CMHA Calgary shares key insights and mental health tips in midst of COVID-19 pandemic

As the COVID-19 pandemic continues, so too does the stress and anxiety. So we sat down virtually with Karen Gallagher-Burt, Director of Community Engagement at Canadian Mental Health Association – Calgary Region (CMHA Calgary), in a recent webinar to discuss. Gallagher-Burt is a passionate mental health advocate and educator with lived experience, while CMHA Calgary works to support their vision for mentally healthy people in a healthy society as a valued partner of United Way of Calgary and Area.

Here’s what she had to say on how the pandemic is impacting our mental health, trends shaping the mental health landscape today, and tips to support ourselves and our communities.
Being proactive about our mental health pays off
In a recent poll, 50 per cent of Calgarians reported feeling depressed. Many of these people are our friends, family members, and neighbours who may be finding themselves struggling for the first time. It’s important to take proactive measures to maintain or improve our mental health because it can help prevent mental illness down the line. And there’s a return on investment—when we’re intentional about protecting our mental health, we’re happier and more fulfilled, and able to bring the best version of ourselves to our loved ones, workplaces, and communities.
Taking care of yourself, 10 minutes at a time
It’s not always easy to find time for ourselves, but just a few minutes can have a positive effect on our mental health. Set aside 10 minutes a day just for yourself, and make self-care an ongoing priority. Do something you enjoy, like reading, doing a puzzle, meditating, yoga—or do nothing at all. It could be that you just need 10 minutes of peace and quiet. To be clear, it’s not about taking on something extra, it’s about taking something off your to-do list. Practicing self-compassion may be especially important for “high performers” who put a lot of pressure on themselves to succeed in every aspect of their lives, including work, volunteering, parenting, etc.
Taking care of others through the power of observation
There’s never been a better time to show kindness for others, and one way we can do that is by offering support. When we pay attention, we can pick up on the cues that indicate someone might need an extra hand or ear, like a change in behaviours, routines, or activities. If you’re worried about someone but not sure how to bring it up, try starting the conversation with open-ended questions or phrases. For example, “I notice you seem a little _____,” or “How are you coping today?” Then, listen actively and attentively. You don’t need to give any advice, but if you start to feel overwhelmed, it’s best to reach out to an organization like Distress Centre Calgary for help. Placing a call together and providing a “handoff” to further support may be the most compassionate thing you can do—for yourself and others.
We’re shifting towards exhaustion—and resiliency
In 2020, as the pandemic swept the world and overturned our communities, the predominant feelings were those of grief and loss.

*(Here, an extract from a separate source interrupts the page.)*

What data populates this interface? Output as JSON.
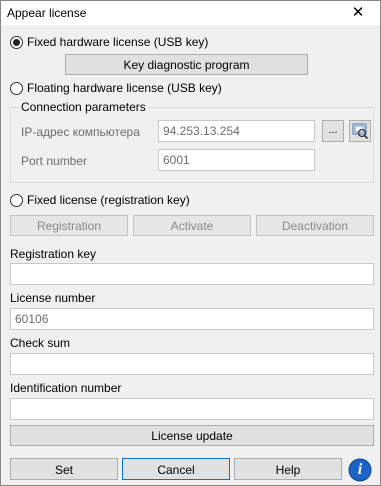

Now, in 2021, we’re grappling with the exhaustion that stems from a prolonged experience we have no control over; we’ve all been heavily impacted and we’re overwhelmed by the news. But there’s a positive: the pandemic is increasing our resiliency as people find new and different ways of coping.

Hear more insights from Gallagher-Burt in this clip.


Find support
If you or someone you know needs support to navigate this challenging time, please know that resources are available.

For immediate help with mental health, please call Distress Centre Calgary’s 24-hour crisis line at 403-266-HELP (4357). For non-urgent assistance, 211 is available 24/7 by phone, text, or online chat—simply dial 211, text “INFO” to 211, or visit 211 is a free, confidential service made possible by United Way of Calgary and Area. Contact CMHA Calgary for support by phone (403-297-1700), email ([email protected]) or online by visiting